now…” explained Winston Churchill, in his famous Zurich speech on the 19th September 1946, 75 years ago today.
At the end of September the Labour Party will gather in Brighton for its first face to face conference in two years. Eighteen months after they elected Keir Starmer as leader, he will have his first chance to address the membership in person. This year the conference will have the largest ever number of motions on a single subject — proportional representation (PR). So it is likely to be debated. In the last year, over half of all constituency parties have passed motions in favour of electoral reform, and 144 have submitted motions calling for conference to adopt it in principle as party policy.
To express an opinion that you will not find much here or elsewhere in the media, I think the appointment of Nadine Dorries as Culture Secretary is a masterstroke. Boris Johnson could not better have signalled his and his Cabinet’s utter contempt for those on the other side of a culture war they have largely created and inflamed.
There are more than half a million children in the UK who are destitute, and in some parts of the country half of all children live in relative poverty.
75 MPs have signed a motion calling for the Prime Minister to be stripped of the power to decide whether ministers have lied.
Open letter to North Norfolk MP Duncan Baker: “Surely it should be a criminal offence to encourage and help people to avoid paying taxes the government imposes and relies upon in order to fund public services, defence and policing?”
In an interview blunder, Education Secretary Gavin Williamson mixed up rugby player Maro Itoje with football player Marcus Rashford.
A perfect storm of Brexit and Covid-19 has led to an estimated workforce reduction of one million jobs to the UK economy.
“If my customer tells me instead of taking 300 pigs this week he’s going to take 150, very soon I’m going to get into the position where I have to emergency slaughter.

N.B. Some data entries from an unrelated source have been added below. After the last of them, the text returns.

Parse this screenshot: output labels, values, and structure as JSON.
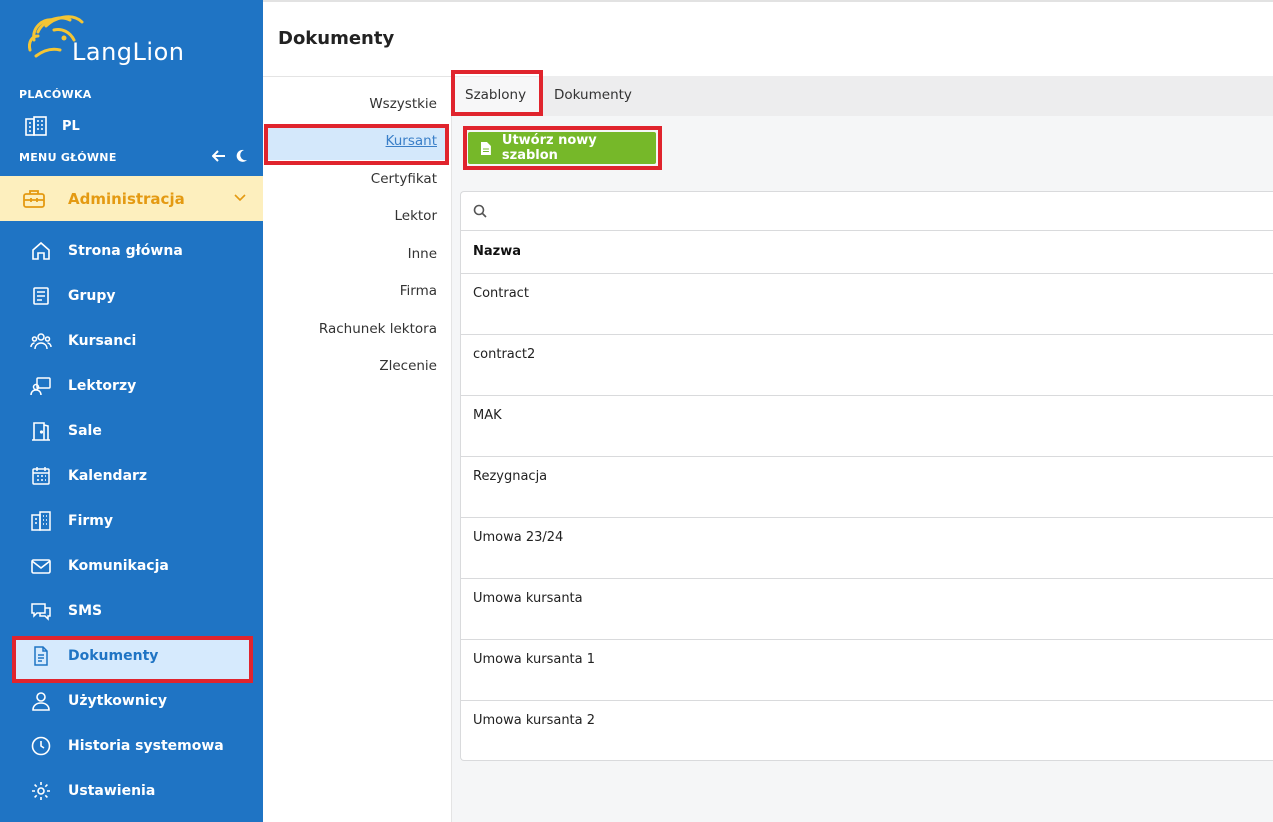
{
  "brand": {
    "name": "LangLion"
  },
  "sidebar": {
    "placowka_label": "PLACÓWKA",
    "placowka_value": "PL",
    "menu_label": "MENU GŁÓWNE",
    "section": "Administracja",
    "items": [
      {
        "label": "Strona główna",
        "icon": "home-icon"
      },
      {
        "label": "Grupy",
        "icon": "book-icon"
      },
      {
        "label": "Kursanci",
        "icon": "users-icon"
      },
      {
        "label": "Lektorzy",
        "icon": "teacher-icon"
      },
      {
        "label": "Sale",
        "icon": "door-icon"
      },
      {
        "label": "Kalendarz",
        "icon": "calendar-icon"
      },
      {
        "label": "Firmy",
        "icon": "building-icon"
      },
      {
        "label": "Komunikacja",
        "icon": "mail-icon"
      },
      {
        "label": "SMS",
        "icon": "chat-icon"
      },
      {
        "label": "Dokumenty",
        "icon": "document-icon",
        "active": true
      },
      {
        "label": "Użytkownicy",
        "icon": "user-icon"
      },
      {
        "label": "Historia systemowa",
        "icon": "clock-icon"
      },
      {
        "label": "Ustawienia",
        "icon": "gear-icon"
      }
    ]
  },
  "header": {
    "title": "Dokumenty"
  },
  "categories": [
    {
      "label": "Wszystkie"
    },
    {
      "label": "Kursant",
      "active": true
    },
    {
      "label": "Certyfikat"
    },
    {
      "label": "Lektor"
    },
    {
      "label": "Inne"
    },
    {
      "label": "Firma"
    },
    {
      "label": "Rachunek lektora"
    },
    {
      "label": "Zlecenie"
    }
  ],
  "tabs": [
    {
      "label": "Szablony",
      "active": true
    },
    {
      "label": "Dokumenty"
    }
  ],
  "actions": {
    "create_template_label": "Utwórz nowy szablon"
  },
  "search": {
    "placeholder": ""
  },
  "table": {
    "header": "Nazwa",
    "rows": [
      "Contract",
      "contract2",
      "MAK",
      "Rezygnacja",
      "Umowa 23/24",
      "Umowa kursanta",
      "Umowa kursanta 1",
      "Umowa kursanta 2"
    ]
  },
  "colors": {
    "sidebar": "#1f74c4",
    "admin_highlight": "#fdefbe",
    "admin_text": "#e49a12",
    "create_button": "#76b829",
    "annotation_red": "#e0242d"
  }
}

Because I can’t stop my sows having babies.”
Ministers claim the Elections Bill will “protect democracy”, but opponents fear it threatens the integrity of UK elections.